Although mammals and birds are widely regarded as the smartest creatures on earth, it has lately become clear that a very distant branch of the tree of life has also sprouted higher intelligence: the cephalopods, consisting of the squid, the cuttlefish, and above all the octopus. In captivity, octopuses have been known to identify individual human keepers, raid neighboring tanks for food, turn off lightbulbs by spouting jets of water, plug drains, and make daring escapes. How is it that a creature with such gifts evolved through an evolutionary lineage so radically distant from our own? What does it mean that evolution built minds not once but at least twice? The octopus is the closest we will come to meeting an intelligent alien. What can we learn from the encounter?
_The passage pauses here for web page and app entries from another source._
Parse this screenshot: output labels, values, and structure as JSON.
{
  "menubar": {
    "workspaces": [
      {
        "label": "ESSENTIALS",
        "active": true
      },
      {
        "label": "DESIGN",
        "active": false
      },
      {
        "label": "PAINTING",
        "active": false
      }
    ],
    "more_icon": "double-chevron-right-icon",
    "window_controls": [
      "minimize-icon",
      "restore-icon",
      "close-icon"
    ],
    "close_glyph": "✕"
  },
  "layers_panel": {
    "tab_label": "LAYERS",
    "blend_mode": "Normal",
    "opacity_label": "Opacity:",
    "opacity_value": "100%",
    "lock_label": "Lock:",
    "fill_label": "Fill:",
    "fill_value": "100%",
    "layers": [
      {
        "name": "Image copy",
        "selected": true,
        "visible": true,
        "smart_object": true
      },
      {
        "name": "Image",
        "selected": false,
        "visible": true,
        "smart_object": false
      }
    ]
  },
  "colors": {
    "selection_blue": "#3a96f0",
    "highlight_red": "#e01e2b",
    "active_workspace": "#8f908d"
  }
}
In Other Minds, Peter Godfrey-Smith, a distinguished philosopher of science and a skilled scuba diver, tells a bold new story of how subjective experience crept into being--how nature became aware of itself. As Godfrey-Smith stresses, it is a story that largely occurs in the ocean, where animals first appeared. Tracking the mind's fitful development, Godfrey-Smith shows how unruly clumps of seaborne cells began living together and became capable of sensing, acting, and signaling. As these primitive organisms became more entangled with others, they grew more complicated. The first nervous systems evolved, probably in ancient relatives of jellyfish; later on, the cephalopods, which began as inconspicuous mollusks, abandoned their shells and rose above the ocean floor, searching for prey and acquiring the greater intelligence needed to do so. Taking an independent route, mammals and birds later began their own evolutionary journeys.
But what kind of intelligence do cephalopods possess? Drawing on the latest scientific research and his own scuba-diving adventures, Godfrey-Smith probes the many mysteries that surround the lineage. How did the octopus, a solitary creature with little social life, become so smart? What is it like to have eight tentacles that are so packed with neurons that they virtually "think for themselves"? What happens when some octopuses abandon their hermit-like ways and congregate, as they do in a unique location off the coast of Australia?
By tracing the question of inner life back to its roots and comparing human beings with our most remarkable animal relatives, Godfrey-Smith casts crucial new light on the octopus mind--and on our own.
About the Author
Peter Godfrey-Smith is a distinguished professor of philosophy at the Graduate Center, City University of New York, and a professor of the history and philosophy of science at the University of Sydney. He is the author of several books, including Theory and Reality: An Introduction to the Philosophy of Science and Darwinian Populations and Natural Selection, which won the 2010 Lakatos Award. His underwater videos of octopuses have been featured in National Geographic and New Scientist, and he has discussed them on National Public Radio and many cable TV channels.